And now, more than a year later, there are even more stereos that offer this feature:
Editor's note: The above was an update to our original speculation about wireless Apple CarPlay. We've preserved those thoughts below, in case you want to hear what we had to say back then. But if you don't read any further...you're not missing much. Instead, I suggest you go read our article about the basics of Apple CarPlay – what it is and how to get it.
Ever since it debuted in early 2014, Apple CarPlay® has been a pretty big deal for car audio-loving iPhone enthusiasts across America. At first, CarPlay compatibility was only available in select Ferrari models, but over time it popped up in other factory stereos. When Pioneer became the first company to introduce CarPlay in their aftermarket stereos, we got really excited.
It’s been several years since CarPlay entered the aftermarket realm. It’s been a boon for many drivers who love its ability to let them use the main functions and apps on their iPhones in a road-friendly manner. Yet, some people have been wondering when a wireless version will be available.
Normally, CarPlay requires a USB-to-Lightning cable connection between the iPhone and the receiver. No Bluetooth® connection or other wireless method of data transfer is involved. When Alpine rolled out their first digital media receiver built specifically for use with CarPlay, the lack of Bluetooth was one of the qualms that people had with it. (Editor's note: Don't worry...they got the memo.)
Rumors have been circulating about wireless CarPlay since the software was included in the initial iteration of iOS 9. So far, there has not been any official hardware (i.e., car stereos) which will work with wireless CarPlay.

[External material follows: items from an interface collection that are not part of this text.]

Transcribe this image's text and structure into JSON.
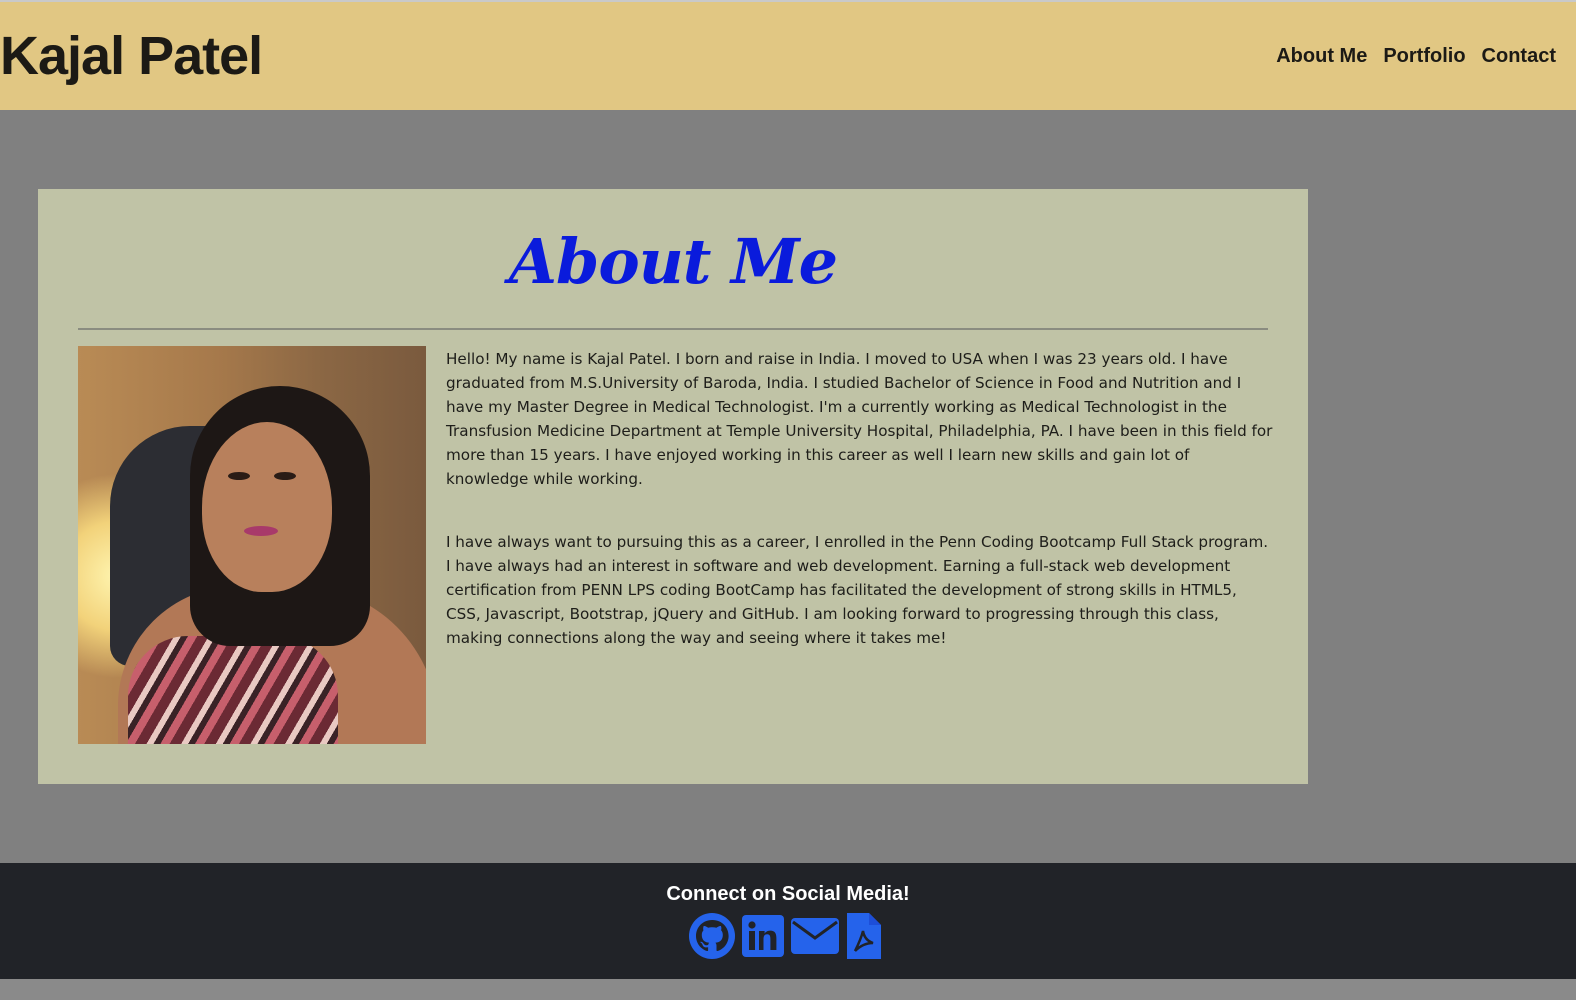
{
  "header": {
    "brand": "Kajal Patel",
    "nav": [
      "About Me",
      "Portfolio",
      "Contact"
    ]
  },
  "about": {
    "title": "About Me",
    "photo_alt": "Portrait photo of Kajal Patel",
    "paragraphs": [
      "Hello! My name is Kajal Patel. I born and raise in India. I moved to USA when I was 23 years old. I have graduated from M.S.University of Baroda, India. I studied Bachelor of Science in Food and Nutrition and I have my Master Degree in Medical Technologist. I'm a currently working as Medical Technologist in the Transfusion Medicine Department at Temple University Hospital, Philadelphia, PA. I have been in this field for more than 15 years. I have enjoyed working in this career as well I learn new skills and gain lot of knowledge while working.",
      "I have always want to pursuing this as a career, I enrolled in the Penn Coding Bootcamp Full Stack program. I have always had an interest in software and web development. Earning a full-stack web development certification from PENN LPS coding BootCamp has facilitated the development of strong skills in HTML5, CSS, Javascript, Bootstrap, jQuery and GitHub. I am looking forward to progressing through this class, making connections along the way and seeing where it takes me!"
    ]
  },
  "footer": {
    "title": "Connect on Social Media!",
    "icons": [
      "github-icon",
      "linkedin-icon",
      "email-icon",
      "pdf-resume-icon"
    ]
  },
  "colors": {
    "header_bg": "#e1c783",
    "page_bg": "#808080",
    "card_bg": "#c0c3a6",
    "title_blue": "#0a1bdc",
    "footer_bg": "#212328",
    "icon_blue": "#2563eb"
  }
}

Everything at this point is still speculative. But we thought it would be fun to imagine what wireless CarPlay might be like.
How would it work?

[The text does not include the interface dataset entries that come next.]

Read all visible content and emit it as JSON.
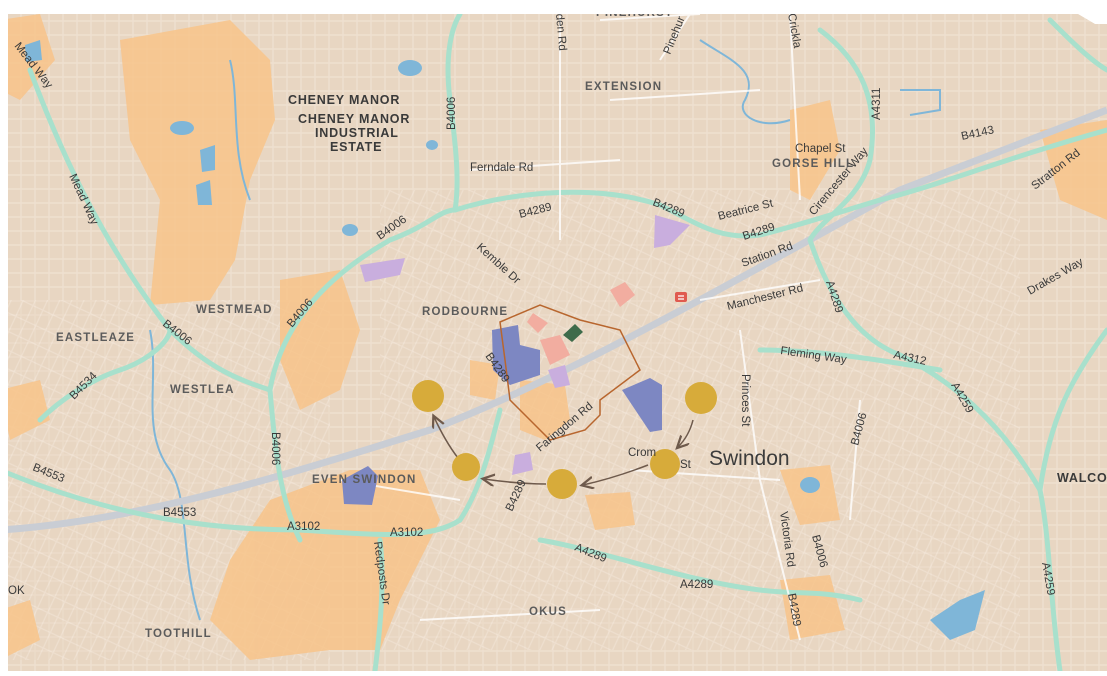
{
  "map": {
    "city_label": "Swindon",
    "districts": [
      {
        "id": "cheney-manor",
        "text": "CHENEY MANOR"
      },
      {
        "id": "cheney-manor-industrial-1",
        "text": "CHENEY MANOR"
      },
      {
        "id": "cheney-manor-industrial-2",
        "text": "INDUSTRIAL"
      },
      {
        "id": "cheney-manor-industrial-3",
        "text": "ESTATE"
      },
      {
        "id": "extension",
        "text": "EXTENSION"
      },
      {
        "id": "gorse-hill",
        "text": "GORSE HILL"
      },
      {
        "id": "westmead",
        "text": "WESTMEAD"
      },
      {
        "id": "rodbourne",
        "text": "RODBOURNE"
      },
      {
        "id": "eastleaze",
        "text": "EASTLEAZE"
      },
      {
        "id": "westlea",
        "text": "WESTLEA"
      },
      {
        "id": "even-swindon",
        "text": "EVEN SWINDON"
      },
      {
        "id": "toothill",
        "text": "TOOTHILL"
      },
      {
        "id": "okus",
        "text": "OKUS"
      },
      {
        "id": "walcot",
        "text": "WALCO"
      },
      {
        "id": "pinehurst",
        "text": "PINEHURST"
      }
    ],
    "roads": [
      {
        "id": "mead-way-1",
        "text": "Mead Way"
      },
      {
        "id": "mead-way-2",
        "text": "Mead Way"
      },
      {
        "id": "b4006-a",
        "text": "B4006"
      },
      {
        "id": "b4006-b",
        "text": "B4006"
      },
      {
        "id": "b4006-c",
        "text": "B4006"
      },
      {
        "id": "b4006-d",
        "text": "B4006"
      },
      {
        "id": "b4006-e",
        "text": "B4006"
      },
      {
        "id": "b4006-f",
        "text": "B4006"
      },
      {
        "id": "b4006-g",
        "text": "B4006"
      },
      {
        "id": "ferndale-rd",
        "text": "Ferndale Rd"
      },
      {
        "id": "b4289-a",
        "text": "B4289"
      },
      {
        "id": "b4289-b",
        "text": "B4289"
      },
      {
        "id": "b4289-c",
        "text": "B4289"
      },
      {
        "id": "b4289-d",
        "text": "B4289"
      },
      {
        "id": "b4289-e",
        "text": "B4289"
      },
      {
        "id": "b4289-f",
        "text": "B4289"
      },
      {
        "id": "chapel-st",
        "text": "Chapel St"
      },
      {
        "id": "a4311",
        "text": "A4311"
      },
      {
        "id": "b4143",
        "text": "B4143"
      },
      {
        "id": "cirencester-way",
        "text": "Cirencester Way"
      },
      {
        "id": "stratton-rd",
        "text": "Stratton Rd"
      },
      {
        "id": "beatrice-st",
        "text": "Beatrice St"
      },
      {
        "id": "station-rd",
        "text": "Station Rd"
      },
      {
        "id": "kemble-dr",
        "text": "Kemble Dr"
      },
      {
        "id": "manchester-rd",
        "text": "Manchester Rd"
      },
      {
        "id": "a4289-a",
        "text": "A4289"
      },
      {
        "id": "a4289-b",
        "text": "A4289"
      },
      {
        "id": "a4289-c",
        "text": "A4289"
      },
      {
        "id": "drakes-way",
        "text": "Drakes Way"
      },
      {
        "id": "fleming-way",
        "text": "Fleming Way"
      },
      {
        "id": "a4312",
        "text": "A4312"
      },
      {
        "id": "a4259-a",
        "text": "A4259"
      },
      {
        "id": "a4259-b",
        "text": "A4259"
      },
      {
        "id": "b4534",
        "text": "B4534"
      },
      {
        "id": "b4553-a",
        "text": "B4553"
      },
      {
        "id": "b4553-b",
        "text": "B4553"
      },
      {
        "id": "a3102-a",
        "text": "A3102"
      },
      {
        "id": "a3102-b",
        "text": "A3102"
      },
      {
        "id": "faringdon-rd",
        "text": "Faringdon Rd"
      },
      {
        "id": "princes-st",
        "text": "Princes St"
      },
      {
        "id": "cromb-st-1",
        "text": "Crom"
      },
      {
        "id": "cromb-st-2",
        "text": "St"
      },
      {
        "id": "victoria-rd",
        "text": "Victoria Rd"
      },
      {
        "id": "redposts-dr",
        "text": "Redposts Dr"
      },
      {
        "id": "cricklade",
        "text": "Crickla"
      },
      {
        "id": "pinehurst-rd",
        "text": "Pinehur"
      },
      {
        "id": "haydon-rd",
        "text": "den Rd"
      },
      {
        "id": "ok-edge",
        "text": "OK"
      }
    ]
  },
  "colors": {
    "land": "#e8d6c2",
    "urban_pattern": "#f6ece0",
    "parks": "#f8c48a",
    "water": "#7fb6d8",
    "major_road": "#a8e0cc",
    "rail": "#c9cdd4",
    "marker": "#d7ab3a",
    "arrow": "#6e5a4c",
    "outline": "#b8662e",
    "building_blue": "#7d87c2",
    "building_purple": "#c9aede",
    "building_pink": "#f2ada0"
  },
  "route_markers": 5
}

Without a wired connection, the data transfer between the iPhone and receiver would have to happen via Bluetooth, Wi-Fi®, some combination of the two, or another wireless technology altogether. It seems Bluetooth alone would not be robust enough to transmit large amounts of data between the two devices. This is important so that the stereo can display maps in a timely fashion. That's one of the key benefits of using CarPlay. Bluetooth should work for displaying album artwork, incoming messages, playlists, and songs from an iPhone, but maps will likely require something a little stronger, like Wi-Fi.

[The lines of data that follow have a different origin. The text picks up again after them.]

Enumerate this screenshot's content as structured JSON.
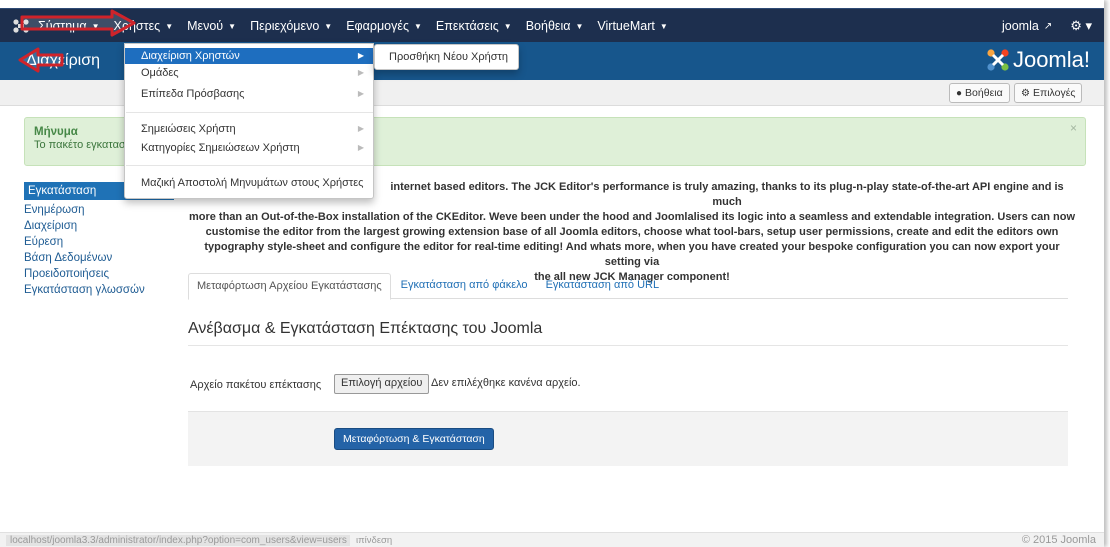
{
  "menu": {
    "items": [
      {
        "label": "Σύστημα"
      },
      {
        "label": "Χρήστες"
      },
      {
        "label": "Μενού"
      },
      {
        "label": "Περιεχόμενο"
      },
      {
        "label": "Εφαρμογές"
      },
      {
        "label": "Επεκτάσεις"
      },
      {
        "label": "Βοήθεια"
      },
      {
        "label": "VirtueMart"
      }
    ],
    "user": "joomla"
  },
  "header": {
    "page_title": "Διαχείριση",
    "brand": "Joomla!"
  },
  "toolbar": {
    "help_label": "Βοήθεια",
    "options_label": "Επιλογές"
  },
  "alert": {
    "heading": "Μήνυμα",
    "text": "Το πακέτο εγκατασ",
    "close": "×"
  },
  "sidebar": {
    "items": [
      {
        "label": "Εγκατάσταση"
      },
      {
        "label": "Ενημέρωση"
      },
      {
        "label": "Διαχείριση"
      },
      {
        "label": "Εύρεση"
      },
      {
        "label": "Βάση Δεδομένων"
      },
      {
        "label": "Προειδοποιήσεις"
      },
      {
        "label": "Εγκατάσταση γλωσσών"
      }
    ]
  },
  "description": {
    "line1": "internet based editors. The JCK Editor's performance is truly amazing, thanks to its plug-n-play state-of-the-art API engine and is much",
    "line2": "more than an Out-of-the-Box installation of the CKEditor. Weve been under the hood and Joomlalised its logic into a seamless and extendable integration. Users can now",
    "line3": "customise the editor from the largest growing extension base of all Joomla editors, choose what tool-bars, setup user permissions, create and edit the editors own",
    "line4": "typography style-sheet and configure the editor for real-time editing! And whats more, when you have created your bespoke configuration you can now export your setting via",
    "line5": "the all new JCK Manager component!"
  },
  "tabs": [
    {
      "label": "Μεταφόρτωση Αρχείου Εγκατάστασης"
    },
    {
      "label": "Εγκατάσταση από φάκελο"
    },
    {
      "label": "Εγκατάσταση από URL"
    }
  ],
  "upload": {
    "section_title": "Ανέβασμα & Εγκατάσταση Επέκτασης του Joomla",
    "field_label": "Αρχείο πακέτου επέκτασης",
    "file_button": "Επιλογή αρχείου",
    "file_status": "Δεν επιλέχθηκε κανένα αρχείο.",
    "submit_label": "Μεταφόρτωση & Εγκατάσταση"
  },
  "dropdown": {
    "items": [
      {
        "label": "Διαχείριση Χρηστών"
      },
      {
        "label": "Ομάδες"
      },
      {
        "label": "Επίπεδα Πρόσβασης"
      },
      {
        "label": "Σημειώσεις Χρήστη"
      },
      {
        "label": "Κατηγορίες Σημειώσεων Χρήστη"
      },
      {
        "label": "Μαζική Αποστολή Μηνυμάτων στους Χρήστες"
      }
    ],
    "submenu": "Προσθήκη Νέου Χρήστη"
  },
  "footer": {
    "url": "localhost/joomla3.3/administrator/index.php?option=com_users&view=users",
    "preview": "ιπίνδεση",
    "copyright": "© 2015 Joomla"
  },
  "colors": {
    "topbar": "#1d2f4e",
    "header": "#17568c",
    "accent": "#1e6ebf",
    "annotation": "#d0232a",
    "success_bg": "#dff0d8"
  },
  "icons": {
    "logo": "joomla-logo-icon",
    "external": "external-link-icon",
    "gear": "gear-icon",
    "help": "question-circle-icon",
    "options": "gear-icon"
  }
}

If Wi-Fi is involved, then it would have to be built into the receiver. There are only a handful of receivers on the market with Wi-Fi capability right now, and they’re not exactly a bargain. It would be interesting to see what stereo manufacturers think consumers are willing to pay for that just to avoid plugging in their iPhones. On the plus side, Wi-Fi can be really fast if done correctly, which could be great news for audiophiles.
Could it sound great?
If this hypothetical wireless CarPlay receiver depends on Bluetooth for transmitting music between the iPhone and the stereo, then sound quality probably won’t be as good as the present iteration of wired CarPlay. While Bluetooth technology has evolved over the years, it still depends on compression to get data from one device to another. That compression ultimately causes most musical information to suffer in some noticeable way.
However, if Wi-Fi is involved, then there might not be a noticeable loss in sound quality. Wi-Fi can move a lot of data quickly, and one can expect MP3s and AAC (iTunes standard) files to sound about the same as they do through a wired connection. High-resolution lossless music files — such as Apple Lossless (ALAC) — could possibly stream from the phone to the receiver without any loss in quality, depending on a number of factors. This would certainly make wireless CarPlay worth considering for critical listeners.
Would wireless CarPlay really be that much more convenient?
A lot of people don’t think that taking a couple of seconds to connect an iPhone to a stereo with a Lightning cable is a big deal. However, for commuters who have to make multiple stops on short- to medium-length trips, wireless CarPlay could make a world of difference.
Wireless CarPlay with automated pairing would mean that you could leave your phone in your pocket the entire trip, and still access your maps, messages, songs, and podcasts through your stereo. It might not mean much to everyone, but there are certainly a lot of people for whom it would be worth the investment.
So where is wireless CarPlay?
Like we said, people have been asking about wireless CarPlay since its wired debut. We’ve heard the rumors about wireless receivers popping up at various trade shows, but don’t have any official word at this time. Apple’s been busy with the iPhone 7 for the past few months, but now that that’s out, maybe we’ll see some substantial news in the near future. After all, they decided to go wireless with their headphones, so maybe CarPlay is the next logical step. Watch this space for any further developments.